On Coaching and Diagnosing
For a few months now our team has been running a programme about one-to-ones and appraisals at a London hospital. The programme provides managers, both clinical and non-clinical, with coaching skills and a framework for having one-to-one meetings with their staff.
The rationale for the programme is the growing body of evidence led by Professor Michael West, showing a clear link between people management practices, employee engagement and quality of care. The main finding is that the more engaged health professionals are, the higher the quality of care they provide to their patients and the happier these patients are with the care they receive. The findings are quite astonishing and in particular the fact that high staff engagement is linked to lower patient mortality rates (in the acute sector).
It is also not surprising to find that the quality of leadership is linked to the quality of care. When managers create a positive environment for their teams, people feel engaged. Creating an environment where people are open, kind and appreciative can help raise the level of trust and engagement. In such an environment caring for patients comes naturally because staff feel they have the emotional capacity to care for others. The more you feel you are cared for, the more you feel capable to care for your patients.
When we talk about a coaching approach to management, we describe a relationship in which the employee owns their own performance and the manager helps the employee develop by providing feedback and direction. Objective setting and planning are normally agreed on in a conversation with the employee. When problems arise, the manager helps find solutions by thinking together with the employee. By looking at all the possible ways of action and then choosing the one that feels right for them. The role of the manager is to develop and mentor the employee. When using a coaching approach, a manager can create a real change in the engagement and motivation levels of their team.
The coaching conversation between a manager and an employee is often full of open questions. Rather then having all the answers and providing directions, the coaching manager is curious to find what they do not yet know. The employee is the owner of the task and has all the answers. The manager’s job is to allow the space to discover them together. If the manager quickly provides answers, the employee will lose an opportunity to develop. This position of “not knowing” can be quite frustrating for a professional who is used to have all the answers as part of their job, who believes it’s their job to “know”.

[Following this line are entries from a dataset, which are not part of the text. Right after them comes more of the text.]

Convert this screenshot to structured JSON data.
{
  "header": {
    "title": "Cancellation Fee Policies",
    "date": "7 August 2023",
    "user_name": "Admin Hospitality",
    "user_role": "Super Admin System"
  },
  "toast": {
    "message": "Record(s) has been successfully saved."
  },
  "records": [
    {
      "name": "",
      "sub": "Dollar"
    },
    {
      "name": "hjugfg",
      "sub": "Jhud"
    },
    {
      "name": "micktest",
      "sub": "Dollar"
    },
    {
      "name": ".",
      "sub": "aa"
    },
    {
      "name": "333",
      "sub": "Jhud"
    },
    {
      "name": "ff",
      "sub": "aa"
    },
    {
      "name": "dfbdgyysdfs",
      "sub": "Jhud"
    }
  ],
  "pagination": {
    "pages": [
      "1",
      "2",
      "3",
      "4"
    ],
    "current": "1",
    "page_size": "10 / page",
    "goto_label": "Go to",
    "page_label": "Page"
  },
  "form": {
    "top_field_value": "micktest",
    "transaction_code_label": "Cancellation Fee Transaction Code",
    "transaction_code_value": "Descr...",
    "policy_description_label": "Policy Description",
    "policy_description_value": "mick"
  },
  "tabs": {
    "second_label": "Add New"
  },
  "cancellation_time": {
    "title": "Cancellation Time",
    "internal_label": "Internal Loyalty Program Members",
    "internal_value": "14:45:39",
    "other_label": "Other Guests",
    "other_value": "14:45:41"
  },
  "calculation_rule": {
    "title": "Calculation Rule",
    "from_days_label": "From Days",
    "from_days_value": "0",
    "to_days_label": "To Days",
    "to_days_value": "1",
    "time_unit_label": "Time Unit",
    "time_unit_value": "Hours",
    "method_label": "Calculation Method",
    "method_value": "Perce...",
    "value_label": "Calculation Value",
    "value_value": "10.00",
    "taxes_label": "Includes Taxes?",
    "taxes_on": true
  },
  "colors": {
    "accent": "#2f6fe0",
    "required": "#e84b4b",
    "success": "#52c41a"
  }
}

An interesting thing we’ve noticed while teaching health professionals how to use a coaching approach with their staff is that a coaching approach doesn’t always come naturally. In their work, they are expected to quickly diagnose what they see in front of them. This means that the nature of the questions they are used to asking patients, and also the way they frequently think, has to do with quickly narrowing down the options until they find the answer – a diagnosis. This is how the “good doctor” always knows what’s wrong with you. Furthermore, you don’t need to know because the doctor knows and you are in their safe hands.
But when a manager coaches they need to do the opposite. “Not knowing” is perhaps one of the best state of minds you can be in. You need to remember that the other person often has the answers they need. They just need your help in realising that and retrieving the answers which they can then continue to own. Your job as a manager is to listen patiently while they find out the answers in the coaching conversation with you. If you push for a “diagnosis” and a “cure” in a coaching conversation, many of the symptoms will soon repeat.